▶ Activity: Where an image appears in the data, omit it and reproduce the rest exactly.

=== Begin Enclosure ===

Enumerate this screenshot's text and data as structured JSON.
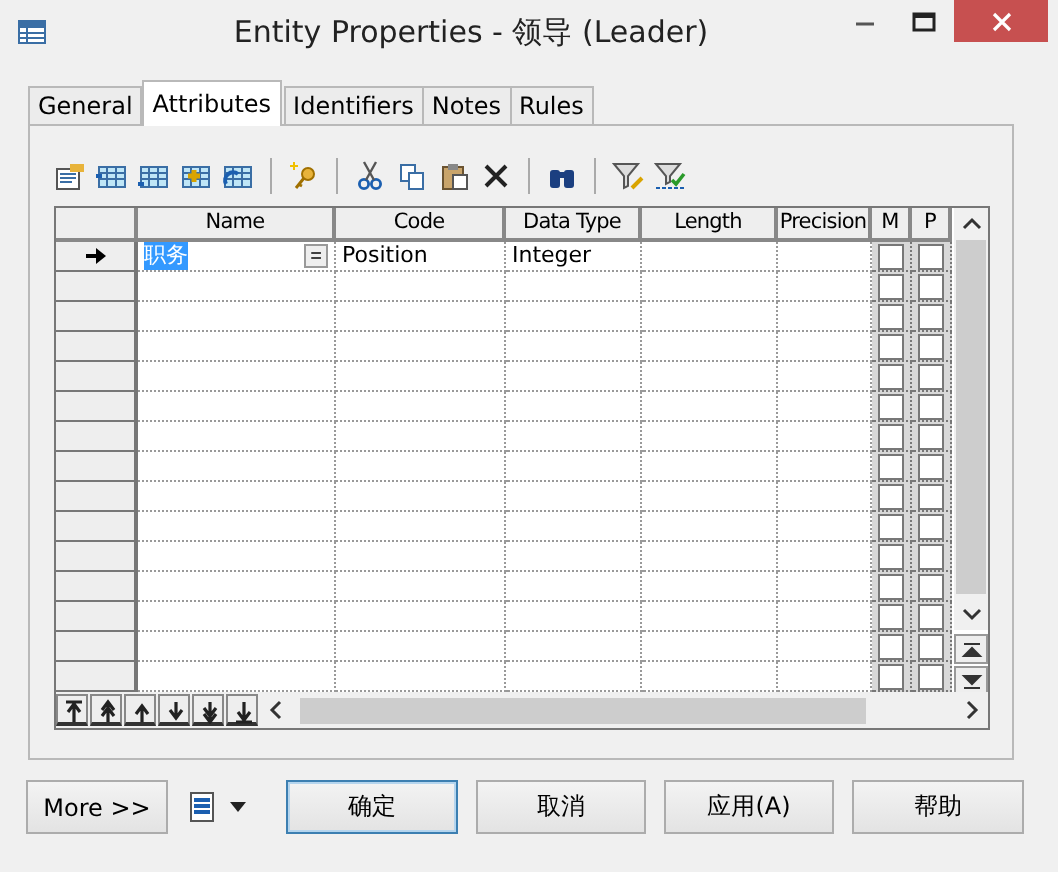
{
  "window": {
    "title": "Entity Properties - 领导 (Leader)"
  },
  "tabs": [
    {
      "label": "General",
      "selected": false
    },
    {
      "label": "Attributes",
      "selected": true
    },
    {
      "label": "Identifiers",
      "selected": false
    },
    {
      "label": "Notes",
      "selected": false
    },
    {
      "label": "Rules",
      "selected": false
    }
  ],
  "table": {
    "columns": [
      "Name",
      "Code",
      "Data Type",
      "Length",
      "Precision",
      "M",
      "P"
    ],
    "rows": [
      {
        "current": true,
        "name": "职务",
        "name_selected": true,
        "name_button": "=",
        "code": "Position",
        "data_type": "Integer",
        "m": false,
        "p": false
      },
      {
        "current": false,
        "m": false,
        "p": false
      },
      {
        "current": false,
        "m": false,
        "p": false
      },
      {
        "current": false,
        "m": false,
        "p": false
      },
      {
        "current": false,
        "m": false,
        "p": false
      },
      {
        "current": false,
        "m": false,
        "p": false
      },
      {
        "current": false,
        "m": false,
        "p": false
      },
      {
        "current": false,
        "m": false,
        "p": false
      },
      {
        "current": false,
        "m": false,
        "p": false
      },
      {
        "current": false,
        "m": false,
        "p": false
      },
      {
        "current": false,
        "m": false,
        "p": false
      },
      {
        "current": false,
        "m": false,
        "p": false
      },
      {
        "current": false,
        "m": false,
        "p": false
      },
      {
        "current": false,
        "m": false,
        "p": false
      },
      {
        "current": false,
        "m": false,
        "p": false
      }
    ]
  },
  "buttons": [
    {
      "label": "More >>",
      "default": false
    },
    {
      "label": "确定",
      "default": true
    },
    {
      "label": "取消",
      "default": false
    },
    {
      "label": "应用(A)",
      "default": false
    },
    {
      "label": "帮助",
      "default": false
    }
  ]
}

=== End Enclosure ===

▶ Written answer:
Enumerate this screenshot's text and data as structured JSON.
{
  "window": {
    "title": "Entity Properties - 领导 (Leader)"
  },
  "tabs": [
    {
      "label": "General",
      "selected": false
    },
    {
      "label": "Attributes",
      "selected": true
    },
    {
      "label": "Identifiers",
      "selected": false
    },
    {
      "label": "Notes",
      "selected": false
    },
    {
      "label": "Rules",
      "selected": false
    }
  ],
  "table": {
    "columns": [
      "Name",
      "Code",
      "Data Type",
      "Length",
      "Precision",
      "M",
      "P"
    ],
    "rows": [
      {
        "current": true,
        "name": "职务",
        "name_selected": true,
        "name_button": "=",
        "code": "Position",
        "data_type": "Integer",
        "m": false,
        "p": false
      },
      {
        "current": false,
        "m": false,
        "p": false
      },
      {
        "current": false,
        "m": false,
        "p": false
      },
      {
        "current": false,
        "m": false,
        "p": false
      },
      {
        "current": false,
        "m": false,
        "p": false
      },
      {
        "current": false,
        "m": false,
        "p": false
      },
      {
        "current": false,
        "m": false,
        "p": false
      },
      {
        "current": false,
        "m": false,
        "p": false
      },
      {
        "current": false,
        "m": false,
        "p": false
      },
      {
        "current": false,
        "m": false,
        "p": false
      },
      {
        "current": false,
        "m": false,
        "p": false
      },
      {
        "current": false,
        "m": false,
        "p": false
      },
      {
        "current": false,
        "m": false,
        "p": false
      },
      {
        "current": false,
        "m": false,
        "p": false
      },
      {
        "current": false,
        "m": false,
        "p": false
      }
    ]
  },
  "buttons": [
    {
      "label": "More >>",
      "default": false
    },
    {
      "label": "确定",
      "default": true
    },
    {
      "label": "取消",
      "default": false
    },
    {
      "label": "应用(A)",
      "default": false
    },
    {
      "label": "帮助",
      "default": false
    }
  ]
}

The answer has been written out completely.